Exploring Infrared Optics

February 16, 2021


infrared ir optics blog night vision

Infrared vision is the ability for optical systems to detect heat signatures or waves of light emitted via infrared radiation. Thermal vision and thermal imaging are also commonly used terms in this situation since infrared waves emitted from a body are directly related to the body’s temperature: warmer objects emit more energy in the infrared spectrum than bodies with a lower temperature, hence their heat signature is more viewable.

The human body, as well as many moving or static objects, are typically warmer than the surrounding environment. Since warmer objects produce more infrared energy than colder ones, it is easier to identify them with an infrared detector, day or night. This is why the term “night vision” is also used (sometimes improperly) in the place of “infrared vision”, since one of the main purposes in developing this kind of system for the military was to locate enemy targets at night. Nonetheless, night vision really alludes to the ability to see in the dark although not necessarily in the infrared spectrum.

Night Vision Systems

Night vision systems normally rely on one of two technologies: light intensifiers or infrared vision. Light intensifiers use a photocathode to transfer light (in the visible or near-IR wavelengths of the electromagnetic spectrum) to electrons which amplify the signal and transform it back to photons. Normally these lenses have a higher diopter strength and are coated with a narrowband coating.

Infrared Vision Systems

Infrared vision systems use an infrared detector working at mid-wave or long wavelengths to capture the heat emitted by an object. These wavelengths are not visible to the human eye. These are the wavelengths of light between visible light and radio waves. The traditional infrared spectrum has 4 different regions that are accepted in optical design. These regions are 700nm up to 2.9 microns which are loosely considered the near-infrared (NIR). From 3 microns to 7.9 microns is generally considered as the mid-wave infrared (MWIR). From 8 microns to past 14 microns is what is considered the long-wave infrared (LWIR) spectrum. Newer more powerful systems are pushing responses well past 14 microns, but most generally accepted designs and thresholds in LWIR go to at or below 14 microns.

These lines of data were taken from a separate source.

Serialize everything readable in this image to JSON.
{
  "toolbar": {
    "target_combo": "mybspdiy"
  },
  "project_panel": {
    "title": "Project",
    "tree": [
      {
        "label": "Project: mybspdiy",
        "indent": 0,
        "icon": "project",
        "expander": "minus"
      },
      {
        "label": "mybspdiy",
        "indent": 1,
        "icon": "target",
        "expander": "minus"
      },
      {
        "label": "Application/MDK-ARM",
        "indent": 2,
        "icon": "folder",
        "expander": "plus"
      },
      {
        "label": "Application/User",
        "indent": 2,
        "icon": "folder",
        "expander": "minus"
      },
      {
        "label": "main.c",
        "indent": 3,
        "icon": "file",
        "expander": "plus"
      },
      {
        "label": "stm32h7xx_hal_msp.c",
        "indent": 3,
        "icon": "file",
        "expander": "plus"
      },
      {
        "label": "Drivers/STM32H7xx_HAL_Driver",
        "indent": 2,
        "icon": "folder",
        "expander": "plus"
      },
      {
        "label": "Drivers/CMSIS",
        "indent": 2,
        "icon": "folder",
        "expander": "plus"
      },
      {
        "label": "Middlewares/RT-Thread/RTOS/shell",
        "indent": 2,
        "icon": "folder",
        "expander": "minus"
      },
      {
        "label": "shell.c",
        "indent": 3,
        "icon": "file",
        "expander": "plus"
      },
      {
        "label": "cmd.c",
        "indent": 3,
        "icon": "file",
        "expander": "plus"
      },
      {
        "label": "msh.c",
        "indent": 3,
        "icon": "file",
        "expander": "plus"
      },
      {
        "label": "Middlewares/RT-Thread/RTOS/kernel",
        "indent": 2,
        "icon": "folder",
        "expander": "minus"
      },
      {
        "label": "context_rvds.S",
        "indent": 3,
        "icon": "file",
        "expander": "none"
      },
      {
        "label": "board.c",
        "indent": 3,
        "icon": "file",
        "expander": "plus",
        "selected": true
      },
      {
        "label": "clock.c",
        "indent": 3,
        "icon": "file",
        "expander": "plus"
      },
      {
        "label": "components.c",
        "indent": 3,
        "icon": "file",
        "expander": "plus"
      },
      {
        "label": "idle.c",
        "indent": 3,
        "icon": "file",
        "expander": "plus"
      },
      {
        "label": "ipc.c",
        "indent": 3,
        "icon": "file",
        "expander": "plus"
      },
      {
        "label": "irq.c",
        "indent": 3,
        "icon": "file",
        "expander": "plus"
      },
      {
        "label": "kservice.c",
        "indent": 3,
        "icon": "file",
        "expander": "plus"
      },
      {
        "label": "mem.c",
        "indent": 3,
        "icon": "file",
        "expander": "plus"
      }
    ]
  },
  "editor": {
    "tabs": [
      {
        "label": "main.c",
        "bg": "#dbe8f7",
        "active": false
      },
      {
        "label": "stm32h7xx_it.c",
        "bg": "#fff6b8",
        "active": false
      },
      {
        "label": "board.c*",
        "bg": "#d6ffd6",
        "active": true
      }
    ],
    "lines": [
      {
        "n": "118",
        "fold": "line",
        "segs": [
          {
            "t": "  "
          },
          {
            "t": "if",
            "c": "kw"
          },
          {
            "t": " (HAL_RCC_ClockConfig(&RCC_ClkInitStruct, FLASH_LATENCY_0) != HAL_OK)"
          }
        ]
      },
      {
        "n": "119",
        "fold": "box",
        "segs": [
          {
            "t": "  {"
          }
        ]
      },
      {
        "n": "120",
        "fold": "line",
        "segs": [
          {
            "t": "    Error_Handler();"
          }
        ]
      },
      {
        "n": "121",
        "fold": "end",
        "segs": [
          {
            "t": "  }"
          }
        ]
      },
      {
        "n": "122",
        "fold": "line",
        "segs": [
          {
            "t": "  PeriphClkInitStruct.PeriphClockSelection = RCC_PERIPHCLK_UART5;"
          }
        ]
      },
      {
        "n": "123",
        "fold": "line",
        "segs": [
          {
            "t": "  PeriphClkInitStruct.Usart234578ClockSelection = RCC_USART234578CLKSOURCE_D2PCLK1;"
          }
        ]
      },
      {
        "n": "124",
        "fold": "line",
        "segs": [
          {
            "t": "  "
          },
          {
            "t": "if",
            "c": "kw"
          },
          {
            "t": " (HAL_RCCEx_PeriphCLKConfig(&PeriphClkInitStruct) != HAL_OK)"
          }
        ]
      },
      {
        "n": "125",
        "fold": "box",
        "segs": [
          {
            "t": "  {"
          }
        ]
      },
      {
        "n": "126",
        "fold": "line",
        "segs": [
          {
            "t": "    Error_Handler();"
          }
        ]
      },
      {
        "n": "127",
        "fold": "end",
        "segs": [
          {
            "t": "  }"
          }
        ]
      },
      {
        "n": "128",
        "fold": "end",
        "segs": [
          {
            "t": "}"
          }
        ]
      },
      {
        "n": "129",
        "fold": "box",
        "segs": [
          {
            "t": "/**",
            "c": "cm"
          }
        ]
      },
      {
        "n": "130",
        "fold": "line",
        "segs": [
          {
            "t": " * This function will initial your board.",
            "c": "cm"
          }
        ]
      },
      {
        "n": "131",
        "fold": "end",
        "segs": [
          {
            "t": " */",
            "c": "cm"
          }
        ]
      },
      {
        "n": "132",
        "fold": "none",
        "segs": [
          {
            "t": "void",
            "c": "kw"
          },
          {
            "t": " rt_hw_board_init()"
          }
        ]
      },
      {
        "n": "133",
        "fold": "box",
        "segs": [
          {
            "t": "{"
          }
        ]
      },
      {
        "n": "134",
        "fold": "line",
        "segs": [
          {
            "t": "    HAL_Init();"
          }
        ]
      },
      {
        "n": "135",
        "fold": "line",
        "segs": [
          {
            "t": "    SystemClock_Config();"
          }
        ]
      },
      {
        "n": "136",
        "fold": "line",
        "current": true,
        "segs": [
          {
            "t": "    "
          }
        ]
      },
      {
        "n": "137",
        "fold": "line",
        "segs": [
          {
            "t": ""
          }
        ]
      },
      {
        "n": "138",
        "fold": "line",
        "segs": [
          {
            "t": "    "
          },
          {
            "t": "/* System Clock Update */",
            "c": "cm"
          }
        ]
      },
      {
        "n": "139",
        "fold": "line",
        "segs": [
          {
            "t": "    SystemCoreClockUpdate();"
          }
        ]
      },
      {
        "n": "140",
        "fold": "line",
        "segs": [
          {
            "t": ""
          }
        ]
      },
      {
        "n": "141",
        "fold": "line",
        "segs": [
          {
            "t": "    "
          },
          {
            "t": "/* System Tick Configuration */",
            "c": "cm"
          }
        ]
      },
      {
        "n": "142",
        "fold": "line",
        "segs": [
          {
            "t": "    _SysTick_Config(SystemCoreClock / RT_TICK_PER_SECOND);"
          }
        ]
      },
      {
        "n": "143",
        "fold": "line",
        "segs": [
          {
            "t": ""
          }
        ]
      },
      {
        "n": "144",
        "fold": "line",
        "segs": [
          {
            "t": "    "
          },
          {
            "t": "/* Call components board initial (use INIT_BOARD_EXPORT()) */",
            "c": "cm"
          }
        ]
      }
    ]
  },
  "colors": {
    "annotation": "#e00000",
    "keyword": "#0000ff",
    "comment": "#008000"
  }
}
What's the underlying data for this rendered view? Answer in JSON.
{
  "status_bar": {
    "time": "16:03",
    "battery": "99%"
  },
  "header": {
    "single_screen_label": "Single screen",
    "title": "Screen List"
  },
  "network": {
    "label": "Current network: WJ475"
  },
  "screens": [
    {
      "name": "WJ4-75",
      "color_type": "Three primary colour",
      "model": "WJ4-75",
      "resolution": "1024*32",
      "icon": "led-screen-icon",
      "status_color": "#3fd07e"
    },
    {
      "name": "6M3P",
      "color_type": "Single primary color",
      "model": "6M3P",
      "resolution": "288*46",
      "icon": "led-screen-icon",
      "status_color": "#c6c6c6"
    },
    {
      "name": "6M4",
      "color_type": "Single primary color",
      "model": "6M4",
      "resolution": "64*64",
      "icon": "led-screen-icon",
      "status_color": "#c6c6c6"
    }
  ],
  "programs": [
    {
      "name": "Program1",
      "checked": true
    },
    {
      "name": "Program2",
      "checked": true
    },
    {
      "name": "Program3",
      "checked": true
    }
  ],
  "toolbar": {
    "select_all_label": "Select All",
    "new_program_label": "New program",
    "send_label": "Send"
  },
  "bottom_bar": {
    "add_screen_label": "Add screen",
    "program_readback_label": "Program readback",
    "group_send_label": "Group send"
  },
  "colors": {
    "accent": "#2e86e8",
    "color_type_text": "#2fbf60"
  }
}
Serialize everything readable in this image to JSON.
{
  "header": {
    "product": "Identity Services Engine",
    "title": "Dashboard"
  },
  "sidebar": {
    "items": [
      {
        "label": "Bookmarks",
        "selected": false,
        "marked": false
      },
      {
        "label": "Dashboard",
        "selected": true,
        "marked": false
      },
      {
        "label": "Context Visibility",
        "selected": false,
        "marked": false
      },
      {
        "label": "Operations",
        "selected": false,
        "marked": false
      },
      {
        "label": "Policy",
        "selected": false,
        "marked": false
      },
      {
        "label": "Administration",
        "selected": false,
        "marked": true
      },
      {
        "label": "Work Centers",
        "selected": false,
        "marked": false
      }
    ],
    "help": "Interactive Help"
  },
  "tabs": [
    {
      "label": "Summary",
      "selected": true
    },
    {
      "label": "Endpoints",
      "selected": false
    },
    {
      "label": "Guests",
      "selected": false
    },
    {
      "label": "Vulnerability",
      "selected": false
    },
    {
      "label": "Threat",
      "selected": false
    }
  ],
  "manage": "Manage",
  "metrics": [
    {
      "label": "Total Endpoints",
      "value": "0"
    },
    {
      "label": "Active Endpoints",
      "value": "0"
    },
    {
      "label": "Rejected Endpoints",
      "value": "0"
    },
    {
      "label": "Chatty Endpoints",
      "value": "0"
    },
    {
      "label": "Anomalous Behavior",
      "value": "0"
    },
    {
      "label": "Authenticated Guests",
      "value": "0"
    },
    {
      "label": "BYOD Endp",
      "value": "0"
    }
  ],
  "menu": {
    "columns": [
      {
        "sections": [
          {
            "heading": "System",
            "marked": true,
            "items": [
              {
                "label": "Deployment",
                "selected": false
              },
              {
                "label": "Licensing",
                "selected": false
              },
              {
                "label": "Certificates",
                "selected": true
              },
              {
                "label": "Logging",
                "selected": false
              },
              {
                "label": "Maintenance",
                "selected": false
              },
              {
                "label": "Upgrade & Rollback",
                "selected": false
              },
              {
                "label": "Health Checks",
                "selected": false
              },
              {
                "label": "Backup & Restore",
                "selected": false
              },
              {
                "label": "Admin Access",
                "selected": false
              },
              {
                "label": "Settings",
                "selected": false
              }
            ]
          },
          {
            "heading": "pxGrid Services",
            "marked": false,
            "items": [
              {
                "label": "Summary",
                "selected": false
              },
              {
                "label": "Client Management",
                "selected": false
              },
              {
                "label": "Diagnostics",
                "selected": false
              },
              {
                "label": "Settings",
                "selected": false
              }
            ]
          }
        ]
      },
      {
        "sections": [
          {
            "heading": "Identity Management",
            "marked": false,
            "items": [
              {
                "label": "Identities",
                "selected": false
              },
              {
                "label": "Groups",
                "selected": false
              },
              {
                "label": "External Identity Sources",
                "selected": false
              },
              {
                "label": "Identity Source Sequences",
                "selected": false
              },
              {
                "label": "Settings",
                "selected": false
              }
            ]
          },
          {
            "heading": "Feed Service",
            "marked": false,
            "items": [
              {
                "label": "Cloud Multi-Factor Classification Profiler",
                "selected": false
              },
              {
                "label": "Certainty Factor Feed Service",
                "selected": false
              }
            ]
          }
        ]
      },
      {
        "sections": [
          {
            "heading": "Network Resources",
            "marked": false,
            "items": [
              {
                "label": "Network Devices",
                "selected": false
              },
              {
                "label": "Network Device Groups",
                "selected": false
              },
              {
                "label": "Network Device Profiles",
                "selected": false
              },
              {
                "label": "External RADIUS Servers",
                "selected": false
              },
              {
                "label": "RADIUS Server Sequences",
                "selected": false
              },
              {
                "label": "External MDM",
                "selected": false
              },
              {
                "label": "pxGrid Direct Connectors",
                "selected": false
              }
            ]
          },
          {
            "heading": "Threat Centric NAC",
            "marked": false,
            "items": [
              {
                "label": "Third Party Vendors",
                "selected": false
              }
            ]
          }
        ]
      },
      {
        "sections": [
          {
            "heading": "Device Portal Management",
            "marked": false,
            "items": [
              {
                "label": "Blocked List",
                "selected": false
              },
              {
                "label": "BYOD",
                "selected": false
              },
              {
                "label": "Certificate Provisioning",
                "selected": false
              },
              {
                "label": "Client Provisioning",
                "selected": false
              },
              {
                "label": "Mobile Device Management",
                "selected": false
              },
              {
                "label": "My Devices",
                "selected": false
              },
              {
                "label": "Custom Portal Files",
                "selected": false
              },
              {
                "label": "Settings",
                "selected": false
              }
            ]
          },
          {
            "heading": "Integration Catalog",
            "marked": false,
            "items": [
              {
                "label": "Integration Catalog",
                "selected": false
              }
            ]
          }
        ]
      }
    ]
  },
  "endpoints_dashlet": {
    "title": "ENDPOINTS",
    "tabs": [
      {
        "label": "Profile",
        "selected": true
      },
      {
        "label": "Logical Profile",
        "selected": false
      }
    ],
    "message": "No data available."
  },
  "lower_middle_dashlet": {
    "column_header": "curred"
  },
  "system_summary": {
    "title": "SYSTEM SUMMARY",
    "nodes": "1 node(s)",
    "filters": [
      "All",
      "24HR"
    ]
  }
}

Infrared Optical Materials

Although many materials could be used for photonic applications in the IR. Only a select few are used within the optics industry to fabricate components used in IR imaging and optical systems. Calcium fluoride, germanium, sapphire, silicon, zinc selenide and zinc sulfide each have their own unique attributes that distinguish them from each other, in addition to making them suitable for specific applications in the IR spectrum.

Selecting IR Optical Materials

When choosing the correct optical material for your infrared application, there are three key considerations one must make.

Thermal Properties

This is extremely important with IR applications due to the great amount of heat generated by IR systems. Thermal attributes to keep in mind are a material’s index gradient and coefficient of thermal expansion (CTE).

Transmission

Different IR applications operate within different regions of the spectrum. It is important to keep in mind which IR substrates perform best based on the operating wavelength of your system. A good example is choosing germanium for a mid-wave IR application due to its high MWIR transmission versus a sapphire substrate which is normally more suitable for a near-infrared application based on its optical transmission.

Index of Refraction

IR materials like visible materials vary in terms of index of refraction. In the case of IR materials, they do vary index wise a great deal more than in the visible. Some visible materials can be used across the entire visible spectrum, whereas IR materials are normally relegated to a small operating band within the IR spectrum. This becomes especially clear when anti-reflection coatings are applied to these materials.

Cost

Although it is always a project driver one additional attribute to consider is that it is always more expensive to manufacture IR optics due to material costs.

We’d love to chat more about your program and see if our coating solutions are a fit for your infrared application. Please give us a call or send us an email so we can help you with your decision as to which process is most beneficial for your program.

Machine outage? Backlogged orders? North American Coating Laboratories Can Help!
Let's discuss how we can assist with the everyday challenges that arise in the day-to-day management of your lab.